▶ _ASSIGNMENT_
Once the images are removed, set down everything else in the listing below exactly.

BEGIN

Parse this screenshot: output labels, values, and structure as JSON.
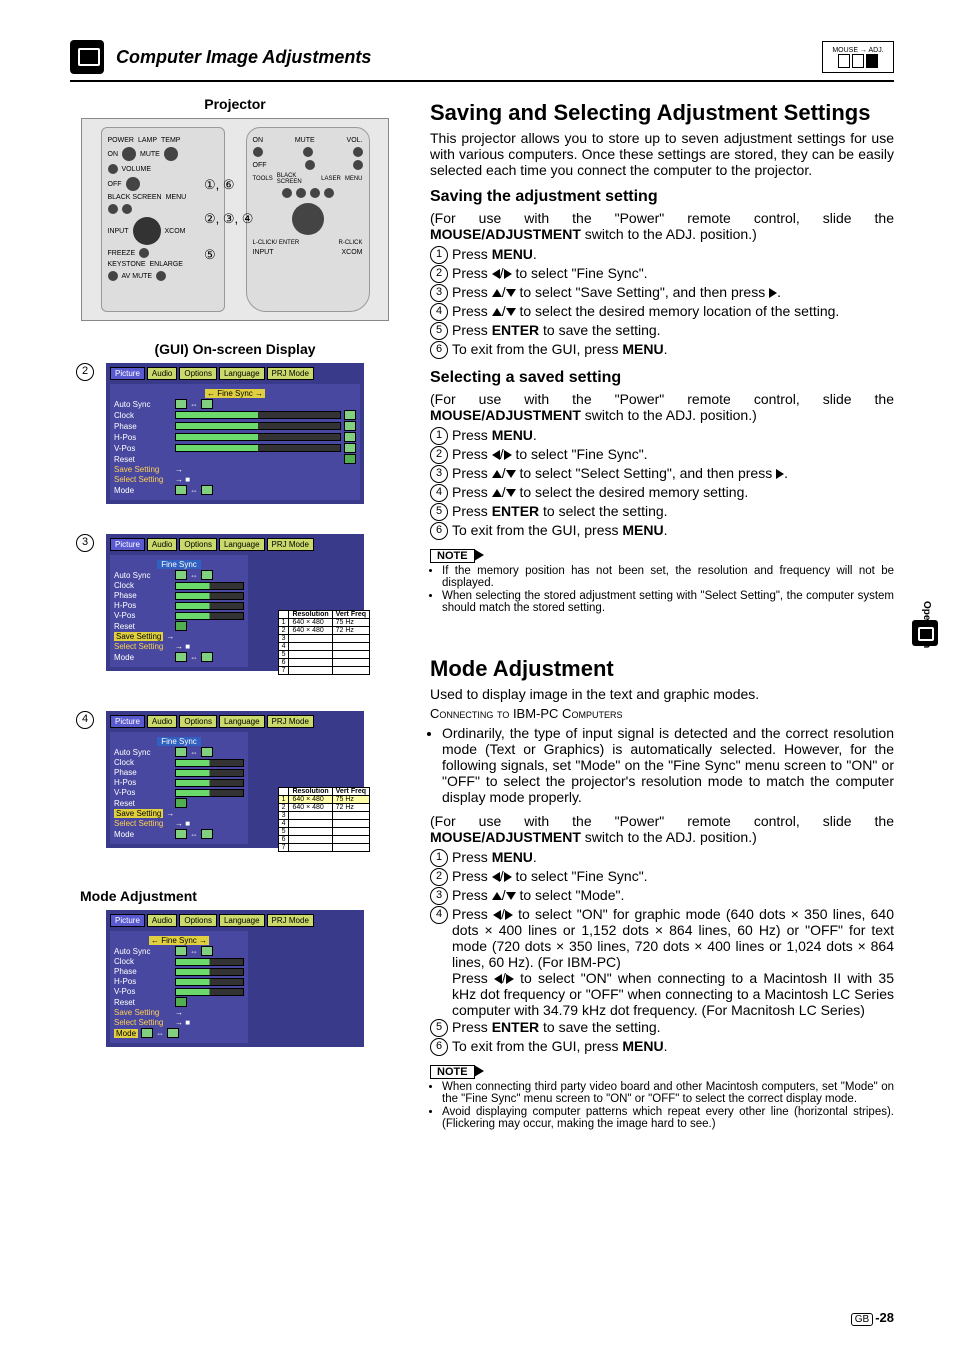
{
  "header": {
    "title": "Computer Image Adjustments",
    "switch_top": "MOUSE",
    "switch_right": "ADJ."
  },
  "left": {
    "projector_label": "Projector",
    "callouts": {
      "a": "①, ⑥",
      "b": "②, ③, ④",
      "c": "⑤"
    },
    "remote": {
      "on_lbl": "ON",
      "mute_lbl": "MUTE",
      "off_lbl": "OFF",
      "black_lbl": "BLACK SCREEN",
      "menu_lbl": "MENU",
      "input_lbl": "INPUT",
      "freeze_lbl": "FREEZE",
      "keystone_lbl": "KEYSTONE",
      "av_lbl": "AV MUTE",
      "vol_lbl": "VOL.",
      "laser_lbl": "LASER",
      "tools_lbl": "TOOLS",
      "enlarge_lbl": "ENLARGE",
      "rc_lbl": "R-CLICK",
      "enter_lbl": "L-CLICK/ ENTER",
      "xcom_lbl": "XCOM"
    },
    "gui_label": "(GUI) On-screen Display",
    "osd_common": {
      "tabs": [
        "Picture",
        "Audio",
        "Options",
        "Language",
        "PRJ Mode"
      ],
      "fine_sync": "Fine Sync",
      "rows": [
        "Auto Sync",
        "Clock",
        "Phase",
        "H-Pos",
        "V-Pos",
        "Reset"
      ],
      "save": "Save Setting",
      "select": "Select Setting",
      "mode": "Mode"
    },
    "subtable": {
      "h1": "Resolution",
      "h2": "Vert Freq",
      "r1c1": "640 × 480",
      "r1c2": "75 Hz",
      "r2c1": "640 × 480",
      "r2c2": "72 Hz"
    },
    "mode_adj_label": "Mode Adjustment"
  },
  "right": {
    "sec1_title": "Saving and Selecting Adjustment Settings",
    "sec1_intro": "This projector allows you to store up to seven adjustment settings for use with various computers. Once these settings are stored, they can be easily selected each time you connect the computer to the projector.",
    "save_sub": "Saving the adjustment setting",
    "slide_note": "(For use with the \"Power\" remote control, slide the ",
    "slide_bold": "MOUSE/ADJUSTMENT",
    "slide_rest": " switch to the ADJ. position.)",
    "save_steps": [
      "Press MENU.",
      "Press ◀/▶ to select \"Fine Sync\".",
      "Press ▲/▼ to select \"Save Setting\", and then press ▶.",
      "Press ▲/▼ to select the desired memory location of the setting.",
      "Press ENTER to save the setting.",
      "To exit from the GUI, press MENU."
    ],
    "select_sub": "Selecting a saved setting",
    "select_steps": [
      "Press MENU.",
      "Press ◀/▶ to select \"Fine Sync\".",
      "Press ▲/▼ to select \"Select Setting\", and then press ▶.",
      "Press ▲/▼ to select the desired memory setting.",
      "Press ENTER to select the setting.",
      "To exit from the GUI, press MENU."
    ],
    "note_label": "NOTE",
    "notes1": [
      "If the memory position has not been set, the resolution and frequency will not be displayed.",
      "When selecting the stored adjustment setting with \"Select Setting\", the computer system should match the stored setting."
    ],
    "sec2_title": "Mode Adjustment",
    "sec2_intro": "Used to display image in the text and graphic modes.",
    "sec2_sc": "Connecting to IBM-PC Computers",
    "sec2_bullet": "Ordinarily, the type of input signal is detected and the correct resolution mode (Text or Graphics) is automatically selected. However, for the following signals, set \"Mode\" on the \"Fine Sync\" menu screen to \"ON\" or \"OFF\" to select the projector's resolution mode to match the computer display mode properly.",
    "mode_steps": [
      "Press MENU.",
      "Press ◀/▶ to select \"Fine Sync\".",
      "Press ▲/▼ to select \"Mode\".",
      "Press ◀/▶ to select \"ON\" for graphic mode (640 dots × 350 lines, 640 dots × 400 lines or 1,152 dots × 864 lines, 60 Hz) or \"OFF\" for text mode (720 dots × 350 lines, 720 dots × 400 lines or 1,024 dots × 864 lines, 60 Hz). (For IBM-PC)\nPress ◀/▶ to select \"ON\" when connecting to a Macintosh II with 35 kHz dot frequency or \"OFF\" when connecting to a Macintosh LC Series computer with 34.79 kHz dot frequency. (For Macnitosh LC Series)",
      "Press ENTER to save the setting.",
      "To exit from the GUI, press MENU."
    ],
    "notes2": [
      "When connecting third party video board and other Macintosh computers, set \"Mode\" on the \"Fine Sync\" menu screen to \"ON\" or \"OFF\" to select the correct display mode.",
      "Avoid displaying computer patterns which repeat every other line (horizontal stripes). (Flickering may occur, making the image hard to see.)"
    ]
  },
  "side_label": "Operation",
  "page_num": "-28",
  "gb": "GB"
}
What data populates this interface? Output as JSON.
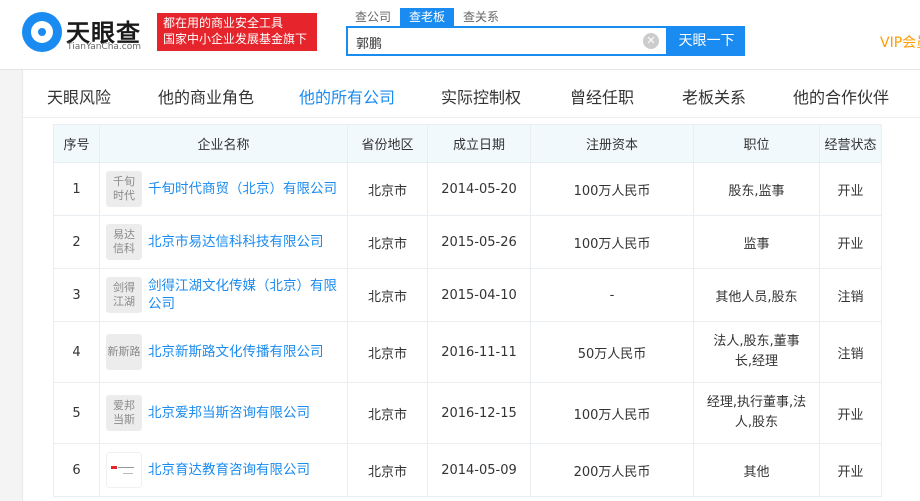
{
  "header": {
    "logo_cn": "天眼查",
    "logo_en": "TianYanCha.com",
    "slogan_line1": "都在用的商业安全工具",
    "slogan_line2": "国家中小企业发展基金旗下",
    "search_tabs": [
      "查公司",
      "查老板",
      "查关系"
    ],
    "search_value": "郭鹏",
    "search_button": "天眼一下",
    "vip": "VIP会员"
  },
  "tabs": [
    "天眼风险",
    "他的商业角色",
    "他的所有公司",
    "实际控制权",
    "曾经任职",
    "老板关系",
    "他的合作伙伴"
  ],
  "active_tab": 2,
  "table": {
    "headers": [
      "序号",
      "企业名称",
      "省份地区",
      "成立日期",
      "注册资本",
      "职位",
      "经营状态"
    ],
    "rows": [
      {
        "index": "1",
        "logo": "千旬\n时代",
        "name": "千旬时代商贸（北京）有限公司",
        "region": "北京市",
        "date": "2014-05-20",
        "capital": "100万人民币",
        "position": "股东,监事",
        "status": "开业"
      },
      {
        "index": "2",
        "logo": "易达\n信科",
        "name": "北京市易达信科科技有限公司",
        "region": "北京市",
        "date": "2015-05-26",
        "capital": "100万人民币",
        "position": "监事",
        "status": "开业"
      },
      {
        "index": "3",
        "logo": "剑得\n江湖",
        "name": "剑得江湖文化传媒（北京）有限公司",
        "region": "北京市",
        "date": "2015-04-10",
        "capital": "-",
        "position": "其他人员,股东",
        "status": "注销"
      },
      {
        "index": "4",
        "logo": "新斯路",
        "name": "北京新斯路文化传播有限公司",
        "region": "北京市",
        "date": "2016-11-11",
        "capital": "50万人民币",
        "position": "法人,股东,董事长,经理",
        "status": "注销"
      },
      {
        "index": "5",
        "logo": "爱邦\n当斯",
        "name": "北京爱邦当斯咨询有限公司",
        "region": "北京市",
        "date": "2016-12-15",
        "capital": "100万人民币",
        "position": "经理,执行董事,法人,股东",
        "status": "开业"
      },
      {
        "index": "6",
        "logo": "",
        "name": "北京育达教育咨询有限公司",
        "region": "北京市",
        "date": "2014-05-09",
        "capital": "200万人民币",
        "position": "其他",
        "status": "开业"
      }
    ]
  },
  "colors": {
    "accent": "#1a8bf0",
    "open": "#21b41b",
    "closed": "#e5242b",
    "vip": "#ff9c00"
  }
}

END

▶ _TASK OUTPUT_
Parse this screenshot: output labels, values, and structure as JSON.
{
  "header": {
    "title": "Computer Image Adjustments",
    "switch_top": "MOUSE",
    "switch_right": "ADJ."
  },
  "left": {
    "projector_label": "Projector",
    "callouts": {
      "a": "①, ⑥",
      "b": "②, ③, ④",
      "c": "⑤"
    },
    "remote": {
      "on_lbl": "ON",
      "mute_lbl": "MUTE",
      "off_lbl": "OFF",
      "black_lbl": "BLACK SCREEN",
      "menu_lbl": "MENU",
      "input_lbl": "INPUT",
      "freeze_lbl": "FREEZE",
      "keystone_lbl": "KEYSTONE",
      "av_lbl": "AV MUTE",
      "vol_lbl": "VOL.",
      "laser_lbl": "LASER",
      "tools_lbl": "TOOLS",
      "enlarge_lbl": "ENLARGE",
      "rc_lbl": "R-CLICK",
      "enter_lbl": "L-CLICK/ ENTER",
      "xcom_lbl": "XCOM"
    },
    "gui_label": "(GUI) On-screen Display",
    "osd_common": {
      "tabs": [
        "Picture",
        "Audio",
        "Options",
        "Language",
        "PRJ Mode"
      ],
      "fine_sync": "Fine Sync",
      "rows": [
        "Auto Sync",
        "Clock",
        "Phase",
        "H-Pos",
        "V-Pos",
        "Reset"
      ],
      "save": "Save Setting",
      "select": "Select Setting",
      "mode": "Mode"
    },
    "subtable": {
      "h1": "Resolution",
      "h2": "Vert Freq",
      "r1c1": "640 × 480",
      "r1c2": "75 Hz",
      "r2c1": "640 × 480",
      "r2c2": "72 Hz"
    },
    "mode_adj_label": "Mode Adjustment"
  },
  "right": {
    "sec1_title": "Saving and Selecting Adjustment Settings",
    "sec1_intro": "This projector allows you to store up to seven adjustment settings for use with various computers. Once these settings are stored, they can be easily selected each time you connect the computer to the projector.",
    "save_sub": "Saving the adjustment setting",
    "slide_note": "(For use with the \"Power\" remote control, slide the ",
    "slide_bold": "MOUSE/ADJUSTMENT",
    "slide_rest": " switch to the ADJ. position.)",
    "save_steps": [
      "Press MENU.",
      "Press ◀/▶ to select \"Fine Sync\".",
      "Press ▲/▼ to select \"Save Setting\", and then press ▶.",
      "Press ▲/▼ to select the desired memory location of the setting.",
      "Press ENTER to save the setting.",
      "To exit from the GUI, press MENU."
    ],
    "select_sub": "Selecting a saved setting",
    "select_steps": [
      "Press MENU.",
      "Press ◀/▶ to select \"Fine Sync\".",
      "Press ▲/▼ to select \"Select Setting\", and then press ▶.",
      "Press ▲/▼ to select the desired memory setting.",
      "Press ENTER to select the setting.",
      "To exit from the GUI, press MENU."
    ],
    "note_label": "NOTE",
    "notes1": [
      "If the memory position has not been set, the resolution and frequency will not be displayed.",
      "When selecting the stored adjustment setting with \"Select Setting\", the computer system should match the stored setting."
    ],
    "sec2_title": "Mode Adjustment",
    "sec2_intro": "Used to display image in the text and graphic modes.",
    "sec2_sc": "Connecting to IBM-PC Computers",
    "sec2_bullet": "Ordinarily, the type of input signal is detected and the correct resolution mode (Text or Graphics) is automatically selected. However, for the following signals, set \"Mode\" on the \"Fine Sync\" menu screen to \"ON\" or \"OFF\" to select the projector's resolution mode to match the computer display mode properly.",
    "mode_steps": [
      "Press MENU.",
      "Press ◀/▶ to select \"Fine Sync\".",
      "Press ▲/▼ to select \"Mode\".",
      "Press ◀/▶ to select \"ON\" for graphic mode (640 dots × 350 lines, 640 dots × 400 lines or 1,152 dots × 864 lines, 60 Hz) or \"OFF\" for text mode (720 dots × 350 lines, 720 dots × 400 lines or 1,024 dots × 864 lines, 60 Hz). (For IBM-PC)\nPress ◀/▶ to select \"ON\" when connecting to a Macintosh II with 35 kHz dot frequency or \"OFF\" when connecting to a Macintosh LC Series computer with 34.79 kHz dot frequency. (For Macnitosh LC Series)",
      "Press ENTER to save the setting.",
      "To exit from the GUI, press MENU."
    ],
    "notes2": [
      "When connecting third party video board and other Macintosh computers, set \"Mode\" on the \"Fine Sync\" menu screen to \"ON\" or \"OFF\" to select the correct display mode.",
      "Avoid displaying computer patterns which repeat every other line (horizontal stripes). (Flickering may occur, making the image hard to see.)"
    ]
  },
  "side_label": "Operation",
  "page_num": "-28",
  "gb": "GB"
}
What data populates this interface? Output as JSON.
{
  "header": {
    "logo_cn": "天眼查",
    "logo_en": "TianYanCha.com",
    "slogan_line1": "都在用的商业安全工具",
    "slogan_line2": "国家中小企业发展基金旗下",
    "search_tabs": [
      "查公司",
      "查老板",
      "查关系"
    ],
    "search_value": "郭鹏",
    "search_button": "天眼一下",
    "vip": "VIP会员"
  },
  "tabs": [
    "天眼风险",
    "他的商业角色",
    "他的所有公司",
    "实际控制权",
    "曾经任职",
    "老板关系",
    "他的合作伙伴"
  ],
  "active_tab": 2,
  "table": {
    "headers": [
      "序号",
      "企业名称",
      "省份地区",
      "成立日期",
      "注册资本",
      "职位",
      "经营状态"
    ],
    "rows": [
      {
        "index": "1",
        "logo": "千旬\n时代",
        "name": "千旬时代商贸（北京）有限公司",
        "region": "北京市",
        "date": "2014-05-20",
        "capital": "100万人民币",
        "position": "股东,监事",
        "status": "开业"
      },
      {
        "index": "2",
        "logo": "易达\n信科",
        "name": "北京市易达信科科技有限公司",
        "region": "北京市",
        "date": "2015-05-26",
        "capital": "100万人民币",
        "position": "监事",
        "status": "开业"
      },
      {
        "index": "3",
        "logo": "剑得\n江湖",
        "name": "剑得江湖文化传媒（北京）有限公司",
        "region": "北京市",
        "date": "2015-04-10",
        "capital": "-",
        "position": "其他人员,股东",
        "status": "注销"
      },
      {
        "index": "4",
        "logo": "新斯路",
        "name": "北京新斯路文化传播有限公司",
        "region": "北京市",
        "date": "2016-11-11",
        "capital": "50万人民币",
        "position": "法人,股东,董事长,经理",
        "status": "注销"
      },
      {
        "index": "5",
        "logo": "爱邦\n当斯",
        "name": "北京爱邦当斯咨询有限公司",
        "region": "北京市",
        "date": "2016-12-15",
        "capital": "100万人民币",
        "position": "经理,执行董事,法人,股东",
        "status": "开业"
      },
      {
        "index": "6",
        "logo": "",
        "name": "北京育达教育咨询有限公司",
        "region": "北京市",
        "date": "2014-05-09",
        "capital": "200万人民币",
        "position": "其他",
        "status": "开业"
      }
    ]
  },
  "colors": {
    "accent": "#1a8bf0",
    "open": "#21b41b",
    "closed": "#e5242b",
    "vip": "#ff9c00"
  }
}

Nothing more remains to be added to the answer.